*Your objective*:
From the first line to the last, return the data exactly as written.

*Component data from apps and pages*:
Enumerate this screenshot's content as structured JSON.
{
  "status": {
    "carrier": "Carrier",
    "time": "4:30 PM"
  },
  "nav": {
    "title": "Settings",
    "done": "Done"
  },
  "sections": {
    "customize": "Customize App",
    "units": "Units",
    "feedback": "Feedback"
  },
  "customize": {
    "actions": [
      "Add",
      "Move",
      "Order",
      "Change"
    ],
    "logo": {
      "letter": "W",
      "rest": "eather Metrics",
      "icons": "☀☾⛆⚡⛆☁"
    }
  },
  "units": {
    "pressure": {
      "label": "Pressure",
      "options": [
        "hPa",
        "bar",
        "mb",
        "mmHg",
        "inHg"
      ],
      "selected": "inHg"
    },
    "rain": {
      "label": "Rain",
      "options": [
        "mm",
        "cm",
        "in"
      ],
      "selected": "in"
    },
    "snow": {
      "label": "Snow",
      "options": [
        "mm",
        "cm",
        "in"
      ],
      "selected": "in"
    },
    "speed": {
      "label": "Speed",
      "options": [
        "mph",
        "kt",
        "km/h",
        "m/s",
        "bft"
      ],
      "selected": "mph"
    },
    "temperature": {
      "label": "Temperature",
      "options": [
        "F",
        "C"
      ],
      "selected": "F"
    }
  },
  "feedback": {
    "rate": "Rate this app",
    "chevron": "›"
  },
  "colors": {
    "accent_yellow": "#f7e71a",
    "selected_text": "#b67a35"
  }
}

*Written reply*:
Enumerate this screenshot's content as structured JSON.
{
  "status": {
    "carrier": "Carrier",
    "time": "4:30 PM"
  },
  "nav": {
    "title": "Settings",
    "done": "Done"
  },
  "sections": {
    "customize": "Customize App",
    "units": "Units",
    "feedback": "Feedback"
  },
  "customize": {
    "actions": [
      "Add",
      "Move",
      "Order",
      "Change"
    ],
    "logo": {
      "letter": "W",
      "rest": "eather Metrics",
      "icons": "☀☾⛆⚡⛆☁"
    }
  },
  "units": {
    "pressure": {
      "label": "Pressure",
      "options": [
        "hPa",
        "bar",
        "mb",
        "mmHg",
        "inHg"
      ],
      "selected": "inHg"
    },
    "rain": {
      "label": "Rain",
      "options": [
        "mm",
        "cm",
        "in"
      ],
      "selected": "in"
    },
    "snow": {
      "label": "Snow",
      "options": [
        "mm",
        "cm",
        "in"
      ],
      "selected": "in"
    },
    "speed": {
      "label": "Speed",
      "options": [
        "mph",
        "kt",
        "km/h",
        "m/s",
        "bft"
      ],
      "selected": "mph"
    },
    "temperature": {
      "label": "Temperature",
      "options": [
        "F",
        "C"
      ],
      "selected": "F"
    }
  },
  "feedback": {
    "rate": "Rate this app",
    "chevron": "›"
  },
  "colors": {
    "accent_yellow": "#f7e71a",
    "selected_text": "#b67a35"
  }
}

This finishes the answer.